SW: Slott’s been pitching the same Hydro-Man story since the first retreat, but I’m afraid to let him do it until I’m ready for him to leave the book. Once he climbs that mountain, that’s it!
Beyond that, I knew guys had affections for particular villains, but no one really comes in with an agenda.
NRAMA: What’s the creative ebb and flow of a retreat like? Are they always “go-go-go!”?
SW: One thing I’ve learned after running so many of these is that there’s bound to be a time when the room’s energy dies down and I generally don’t fight it. We had about an hour on the second day when the ideas just weren’t hitting right and we reached a bit of a dead zone. However, if you don’t fret about it, keep asking questions, or even just move onto discussing a movie or something, the room will re-energize once again.
I don’t have a lot of hard and fast rules, but one I do tend to work by is that you don’t need to stir conflict between your creators for good work to come out of it.
NRAMA: What do you want the writers to come away with from a Spidey retreat? Do you want for them, say, to head home with specific story ideas down to scene and dialog, or does that work better as they come up with it?
SW: I wanted everyone to be armed with the stories they’re working on the next few months.

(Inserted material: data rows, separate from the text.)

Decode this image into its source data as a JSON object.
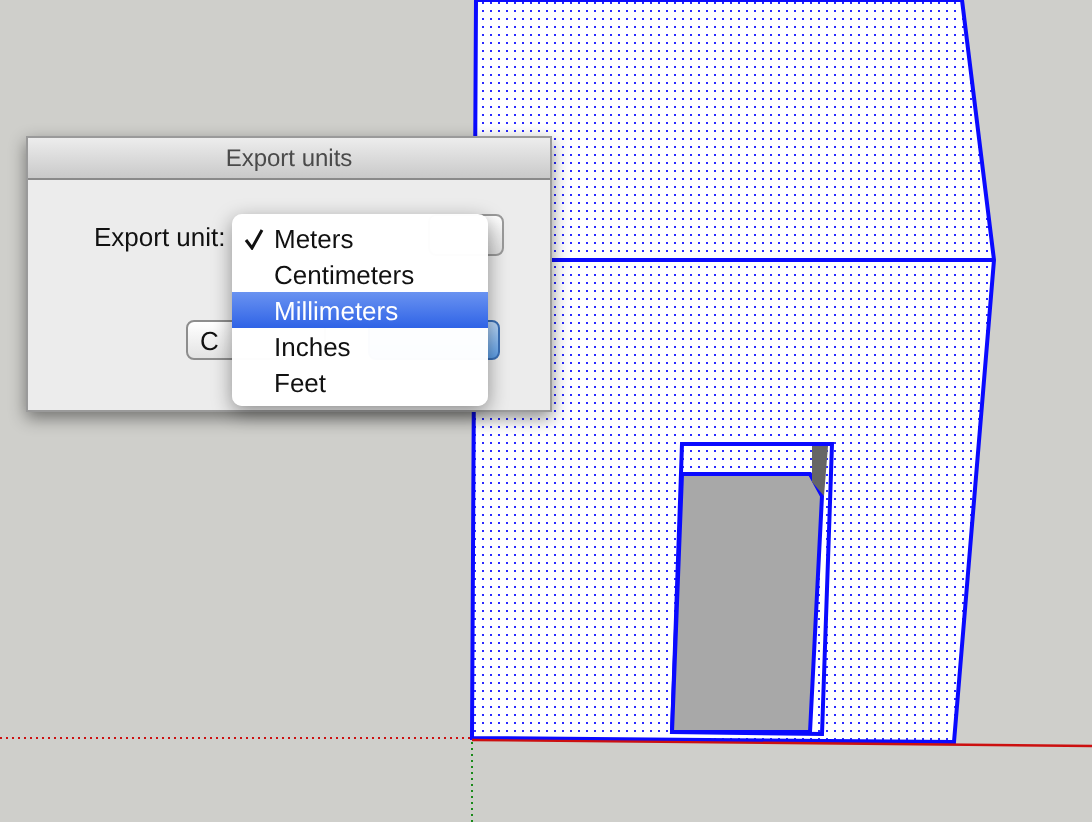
{
  "dialog": {
    "title": "Export units",
    "field_label": "Export unit:",
    "buttons": [
      {
        "label": "C",
        "default": false
      },
      {
        "default": true
      }
    ]
  },
  "menu": {
    "items": [
      {
        "label": "Meters",
        "checked": true,
        "selected": false
      },
      {
        "label": "Centimeters",
        "checked": false,
        "selected": false
      },
      {
        "label": "Millimeters",
        "checked": false,
        "selected": true
      },
      {
        "label": "Inches",
        "checked": false,
        "selected": false
      },
      {
        "label": "Feet",
        "checked": false,
        "selected": false
      }
    ]
  }
}
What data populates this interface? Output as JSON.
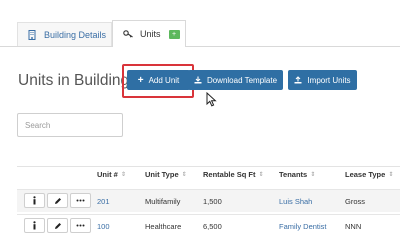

And that’s exactly what happened. The next step will be for everyone to get back home and think this stuff through and work up outlines we can all bounce back and forth between each other.
NRAMA: Oh, and you know this one is coming...ya gotta tease your way out here...names? Places? Events? What can you vaguely hint about that was discussed at the summit?
SW: -Bring Back the Bad Guys
-Love Don’t Live Here Anymore
-Mysterio(us) Marcos Martin
-Wells and Bachalo – Together again
-Beantown or bust!